Acting Chairwoman Slaughter’s letter follows her recent appearance before the House Commerce Committee at which she urged Congress to amend the FTC Act to expressly give the FTC the authority that the Supreme Court found it presently does not have.  At the hearing, Acting Chairman Slaughter was joined by Rohit Chopra, the other currently-serving Democratic FTC Commissioner, and Noah Phillips and Christine Wilson, the two currently-serving Republican Commissioners.  The three other Commissioners also voiced their support for amending the FTC Act.  (The Acting Chairwoman also recently appeared before the Senate Commerce Committee and asked Congress to act quickly to amend Section 13(b).)

In her letter, Acting Chairwoman Slaughter indicated that she saw the Chamber’s letter for the first time during the House hearing.  The Chamber’s letter raised concerns with the proposed legislation to amend Section 13(b).  The arguments made by Acting Chairwoman Slaughter in response to the Chamber’s letter include:

  • Contrary to the Chamber’s assertion, Congress has not always intended that Section 13(b) only be used for “fraud” cases. Congress “directly ratified the FTC’s reliance on Section 13(b) in all manner of cases by expanding its venue and service of process provisions without placing any limitations on the type of cases to which Section 13(b) applies.  It did so knowing that the Commission has relied on Section 13(b) to obtain monetary remedies….”
  • Chamber’s position that Section 13(b) should be limited to ongoing or imminent conduct “effectively gives the violator a free bite at the apple, creates weak incentives for compliance, and is an inefficient enforcement mechanism that will only result in more consumer harm.”  It would also “needlessly deny refunds to consumers harmed by past violations of the FTC Act, even in cases that involve ‘egregious’ frauds.”

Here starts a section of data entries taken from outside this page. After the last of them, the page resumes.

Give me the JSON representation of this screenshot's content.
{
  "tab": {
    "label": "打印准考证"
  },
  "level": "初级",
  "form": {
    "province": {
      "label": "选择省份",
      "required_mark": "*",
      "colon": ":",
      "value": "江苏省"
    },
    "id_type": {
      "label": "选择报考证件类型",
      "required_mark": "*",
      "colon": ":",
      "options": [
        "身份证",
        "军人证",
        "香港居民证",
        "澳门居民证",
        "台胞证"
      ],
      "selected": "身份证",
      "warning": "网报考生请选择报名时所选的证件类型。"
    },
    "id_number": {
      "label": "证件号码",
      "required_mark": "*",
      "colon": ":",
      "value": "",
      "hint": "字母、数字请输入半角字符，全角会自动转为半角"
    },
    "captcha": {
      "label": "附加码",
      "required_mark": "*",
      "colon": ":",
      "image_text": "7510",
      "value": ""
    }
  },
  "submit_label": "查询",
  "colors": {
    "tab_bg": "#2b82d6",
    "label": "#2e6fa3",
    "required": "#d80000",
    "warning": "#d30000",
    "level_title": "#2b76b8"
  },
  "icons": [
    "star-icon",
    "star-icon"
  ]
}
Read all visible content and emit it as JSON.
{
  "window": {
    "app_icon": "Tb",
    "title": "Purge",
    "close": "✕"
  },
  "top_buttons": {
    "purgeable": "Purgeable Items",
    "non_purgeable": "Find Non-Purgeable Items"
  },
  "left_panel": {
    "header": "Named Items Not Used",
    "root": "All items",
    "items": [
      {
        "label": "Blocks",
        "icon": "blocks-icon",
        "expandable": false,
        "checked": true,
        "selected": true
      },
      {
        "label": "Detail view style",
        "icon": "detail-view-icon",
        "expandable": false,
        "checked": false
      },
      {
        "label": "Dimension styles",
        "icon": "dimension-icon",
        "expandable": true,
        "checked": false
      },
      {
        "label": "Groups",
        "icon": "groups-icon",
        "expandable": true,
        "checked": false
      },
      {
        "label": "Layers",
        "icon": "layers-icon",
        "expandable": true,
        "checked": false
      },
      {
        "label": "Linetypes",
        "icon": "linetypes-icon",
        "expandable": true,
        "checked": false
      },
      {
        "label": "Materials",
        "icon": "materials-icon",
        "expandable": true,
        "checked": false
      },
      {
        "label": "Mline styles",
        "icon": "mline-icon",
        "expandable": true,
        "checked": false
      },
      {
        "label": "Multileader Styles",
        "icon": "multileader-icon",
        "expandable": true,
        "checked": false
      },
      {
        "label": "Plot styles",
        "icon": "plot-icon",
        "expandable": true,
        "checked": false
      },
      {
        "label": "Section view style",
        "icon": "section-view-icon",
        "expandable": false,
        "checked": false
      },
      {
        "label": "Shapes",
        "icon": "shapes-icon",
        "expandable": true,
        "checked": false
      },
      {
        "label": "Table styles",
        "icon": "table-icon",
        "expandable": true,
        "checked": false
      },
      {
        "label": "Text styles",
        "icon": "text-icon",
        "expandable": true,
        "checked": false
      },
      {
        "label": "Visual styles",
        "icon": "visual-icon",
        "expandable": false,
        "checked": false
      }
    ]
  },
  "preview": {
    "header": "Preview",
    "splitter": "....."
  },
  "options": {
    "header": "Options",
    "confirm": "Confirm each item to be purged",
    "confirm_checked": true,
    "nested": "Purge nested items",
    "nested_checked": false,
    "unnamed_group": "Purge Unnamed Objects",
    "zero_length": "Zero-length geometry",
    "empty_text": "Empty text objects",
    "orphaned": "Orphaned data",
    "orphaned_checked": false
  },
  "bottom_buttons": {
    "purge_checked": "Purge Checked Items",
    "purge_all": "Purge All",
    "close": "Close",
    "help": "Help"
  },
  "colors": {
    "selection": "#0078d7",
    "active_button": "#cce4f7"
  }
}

Acting Chairwoman Slaughter also noted that the House bill would create a ten-year statute of limitations for monetary relief under Section 13(b).  She commented that this “would introduce a statute of limitations for the first time, representing the only significant change the bill imposes on the law as it has been understood for decades.”  She indicated that she “believe[s] [the new limitation] strikes an appropriate balance between the Chamber’s concerns of ‘unbounded’ liability and the need to provide refunds to consumers harmed by unlawful conduct.”